Output the data word for word, dropping every image.

— Extracted data —

────

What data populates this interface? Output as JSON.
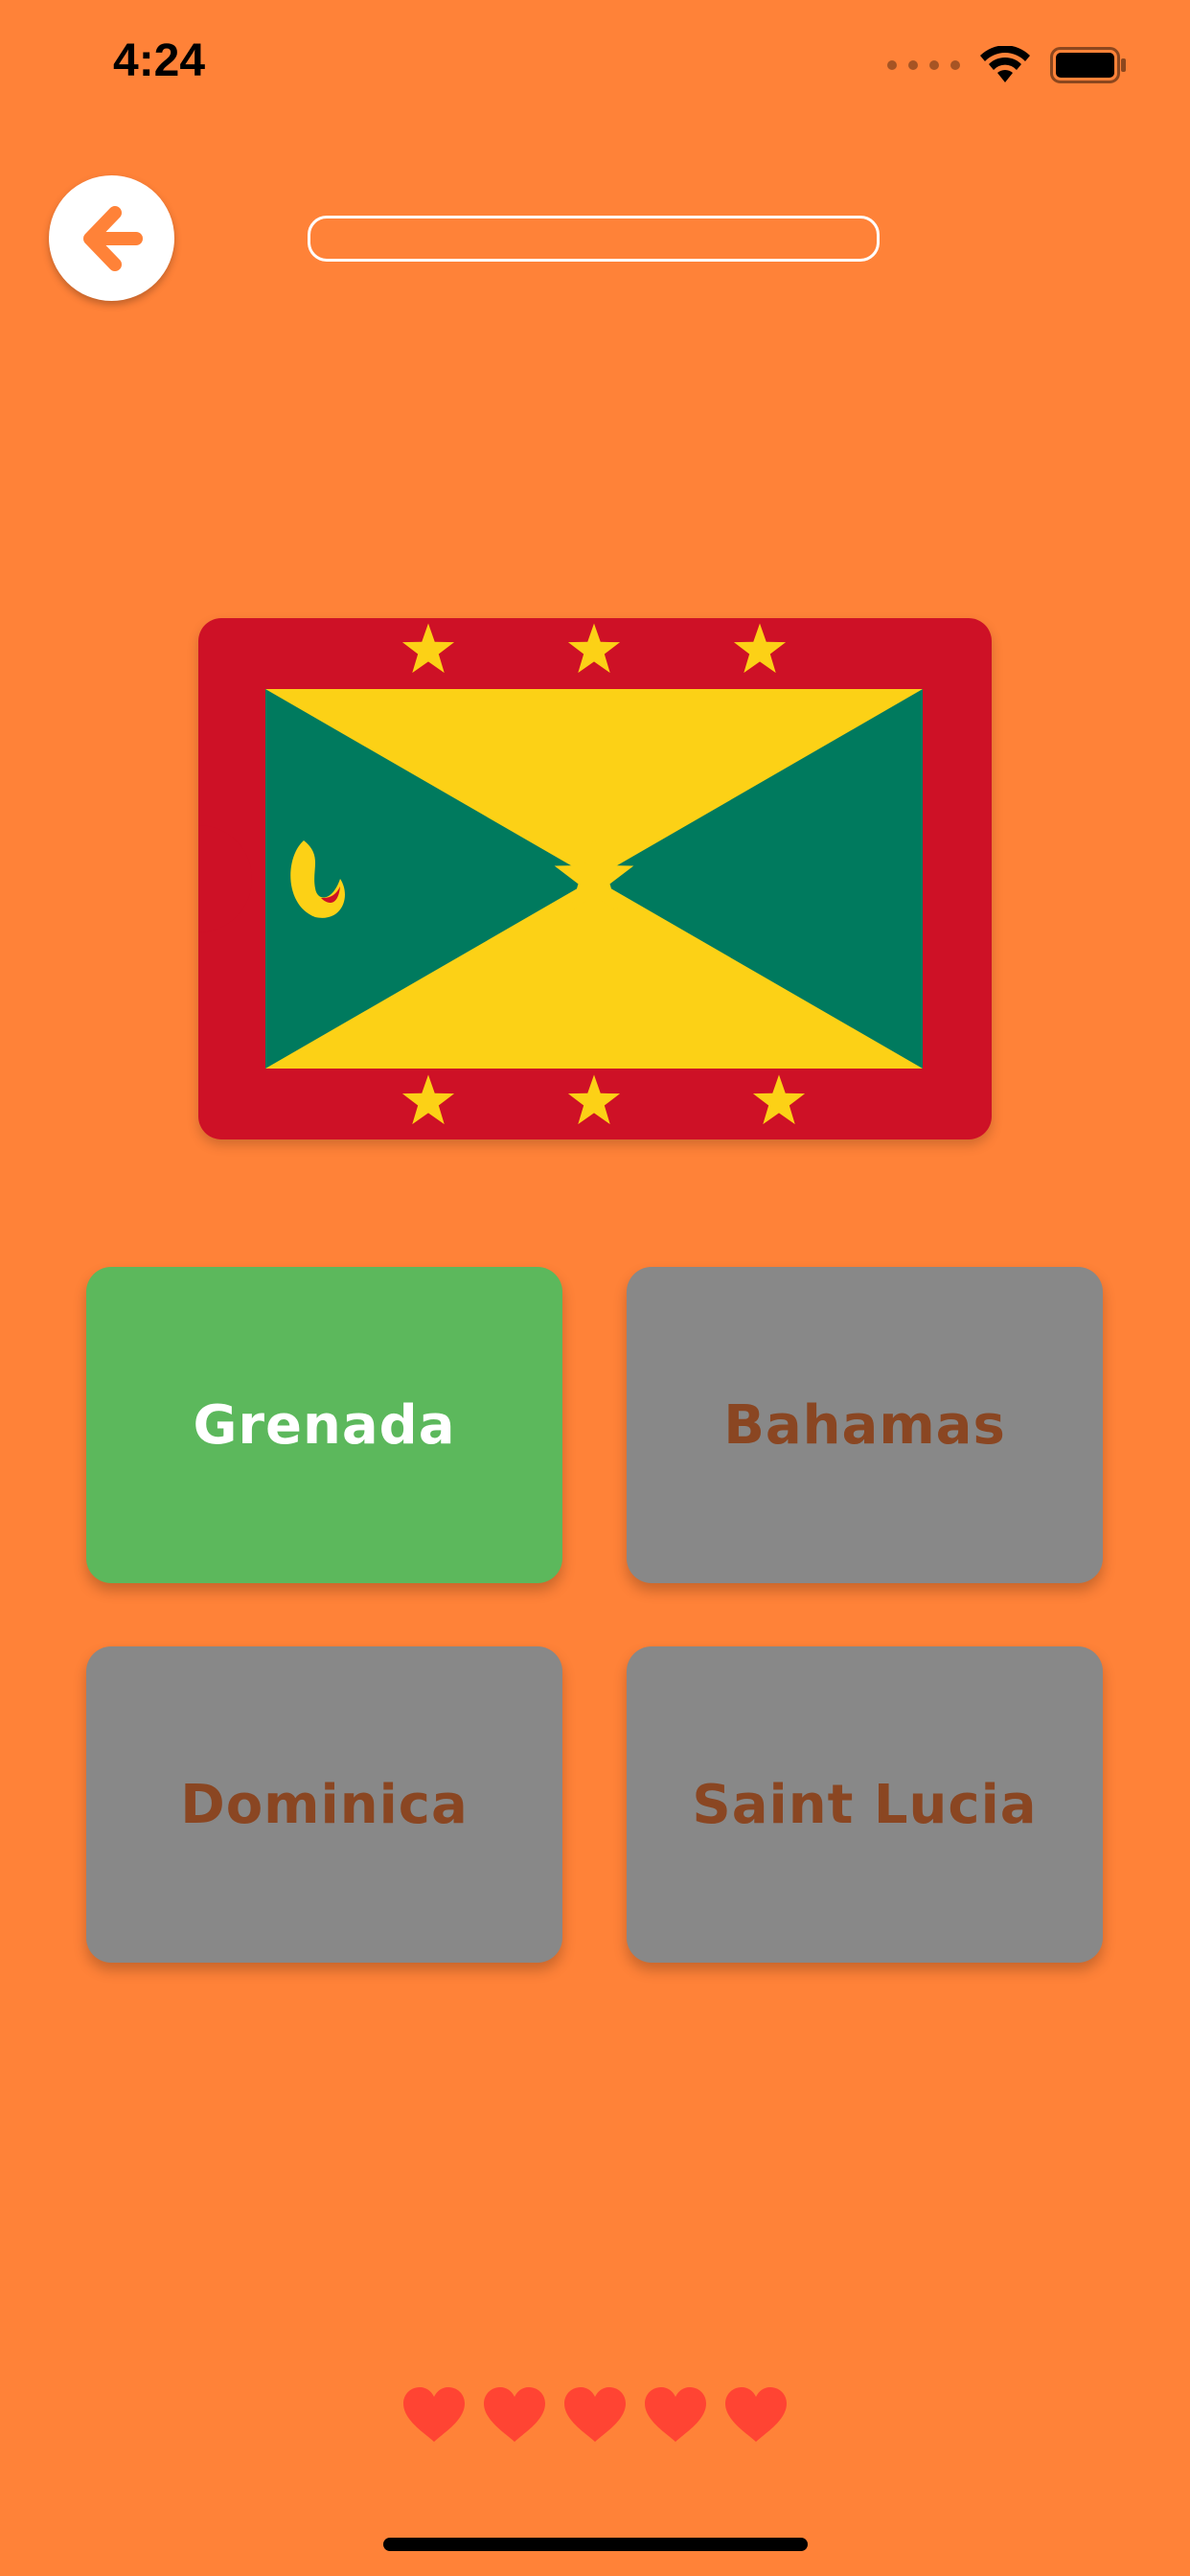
{
  "theme": {
    "background": "#FF8238",
    "correct_color": "#5CB85C",
    "neutral_color": "#888888",
    "correct_text_color": "#FFFFFF",
    "neutral_text_color": "#8A4622",
    "heart_color": "#FF4433"
  },
  "status_bar": {
    "time": "4:24",
    "icons": [
      "signal-dots-icon",
      "wifi-icon",
      "battery-icon"
    ]
  },
  "header": {
    "back_icon": "arrow-left-icon",
    "progress": 0
  },
  "question": {
    "flag": "grenada-flag"
  },
  "answers": [
    {
      "label": "Grenada",
      "state": "correct"
    },
    {
      "label": "Bahamas",
      "state": "neutral"
    },
    {
      "label": "Dominica",
      "state": "neutral"
    },
    {
      "label": "Saint Lucia",
      "state": "neutral"
    }
  ],
  "lives": {
    "remaining": 5,
    "total": 5
  }
}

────

— Exercise result —
What data populates this interface? Output as JSON.
{
  "theme": {
    "background": "#FF8238",
    "correct_color": "#5CB85C",
    "neutral_color": "#888888",
    "correct_text_color": "#FFFFFF",
    "neutral_text_color": "#8A4622",
    "heart_color": "#FF4433"
  },
  "status_bar": {
    "time": "4:24",
    "icons": [
      "signal-dots-icon",
      "wifi-icon",
      "battery-icon"
    ]
  },
  "header": {
    "back_icon": "arrow-left-icon",
    "progress": 0
  },
  "question": {
    "flag": "grenada-flag"
  },
  "answers": [
    {
      "label": "Grenada",
      "state": "correct"
    },
    {
      "label": "Bahamas",
      "state": "neutral"
    },
    {
      "label": "Dominica",
      "state": "neutral"
    },
    {
      "label": "Saint Lucia",
      "state": "neutral"
    }
  ],
  "lives": {
    "remaining": 5,
    "total": 5
  }
}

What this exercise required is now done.